Task instructions:
All records should be reproduced verbatim.

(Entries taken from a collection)
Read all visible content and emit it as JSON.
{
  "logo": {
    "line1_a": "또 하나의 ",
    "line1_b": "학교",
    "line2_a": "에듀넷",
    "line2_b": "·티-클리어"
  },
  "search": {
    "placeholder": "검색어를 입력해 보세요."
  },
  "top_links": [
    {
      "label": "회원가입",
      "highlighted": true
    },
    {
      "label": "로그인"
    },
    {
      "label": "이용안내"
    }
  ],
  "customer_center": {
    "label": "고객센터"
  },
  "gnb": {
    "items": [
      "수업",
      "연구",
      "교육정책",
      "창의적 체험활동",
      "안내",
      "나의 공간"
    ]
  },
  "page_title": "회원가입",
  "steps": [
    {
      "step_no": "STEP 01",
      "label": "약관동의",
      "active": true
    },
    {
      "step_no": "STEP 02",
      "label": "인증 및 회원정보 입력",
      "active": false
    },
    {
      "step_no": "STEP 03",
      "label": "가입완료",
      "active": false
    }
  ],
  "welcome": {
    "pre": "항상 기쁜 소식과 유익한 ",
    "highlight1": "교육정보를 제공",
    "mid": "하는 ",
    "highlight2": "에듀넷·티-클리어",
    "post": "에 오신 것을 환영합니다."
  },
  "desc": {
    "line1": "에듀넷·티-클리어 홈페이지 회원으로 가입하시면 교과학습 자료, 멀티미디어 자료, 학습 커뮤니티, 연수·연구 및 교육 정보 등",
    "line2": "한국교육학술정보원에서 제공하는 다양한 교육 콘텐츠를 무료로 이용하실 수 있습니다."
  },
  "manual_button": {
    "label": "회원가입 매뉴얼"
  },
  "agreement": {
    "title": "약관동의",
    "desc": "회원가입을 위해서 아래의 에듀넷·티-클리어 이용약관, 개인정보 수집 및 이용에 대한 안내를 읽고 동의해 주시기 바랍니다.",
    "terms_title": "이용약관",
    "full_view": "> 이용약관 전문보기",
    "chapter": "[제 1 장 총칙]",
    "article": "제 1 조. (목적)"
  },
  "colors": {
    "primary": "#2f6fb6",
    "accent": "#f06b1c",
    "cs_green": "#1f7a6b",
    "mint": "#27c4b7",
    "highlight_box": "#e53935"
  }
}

Solution:
Read all visible content and emit it as JSON.
{
  "logo": {
    "line1_a": "또 하나의 ",
    "line1_b": "학교",
    "line2_a": "에듀넷",
    "line2_b": "·티-클리어"
  },
  "search": {
    "placeholder": "검색어를 입력해 보세요."
  },
  "top_links": [
    {
      "label": "회원가입",
      "highlighted": true
    },
    {
      "label": "로그인"
    },
    {
      "label": "이용안내"
    }
  ],
  "customer_center": {
    "label": "고객센터"
  },
  "gnb": {
    "items": [
      "수업",
      "연구",
      "교육정책",
      "창의적 체험활동",
      "안내",
      "나의 공간"
    ]
  },
  "page_title": "회원가입",
  "steps": [
    {
      "step_no": "STEP 01",
      "label": "약관동의",
      "active": true
    },
    {
      "step_no": "STEP 02",
      "label": "인증 및 회원정보 입력",
      "active": false
    },
    {
      "step_no": "STEP 03",
      "label": "가입완료",
      "active": false
    }
  ],
  "welcome": {
    "pre": "항상 기쁜 소식과 유익한 ",
    "highlight1": "교육정보를 제공",
    "mid": "하는 ",
    "highlight2": "에듀넷·티-클리어",
    "post": "에 오신 것을 환영합니다."
  },
  "desc": {
    "line1": "에듀넷·티-클리어 홈페이지 회원으로 가입하시면 교과학습 자료, 멀티미디어 자료, 학습 커뮤니티, 연수·연구 및 교육 정보 등",
    "line2": "한국교육학술정보원에서 제공하는 다양한 교육 콘텐츠를 무료로 이용하실 수 있습니다."
  },
  "manual_button": {
    "label": "회원가입 매뉴얼"
  },
  "agreement": {
    "title": "약관동의",
    "desc": "회원가입을 위해서 아래의 에듀넷·티-클리어 이용약관, 개인정보 수집 및 이용에 대한 안내를 읽고 동의해 주시기 바랍니다.",
    "terms_title": "이용약관",
    "full_view": "> 이용약관 전문보기",
    "chapter": "[제 1 장 총칙]",
    "article": "제 1 조. (목적)"
  },
  "colors": {
    "primary": "#2f6fb6",
    "accent": "#f06b1c",
    "cs_green": "#1f7a6b",
    "mint": "#27c4b7",
    "highlight_box": "#e53935"
  }
}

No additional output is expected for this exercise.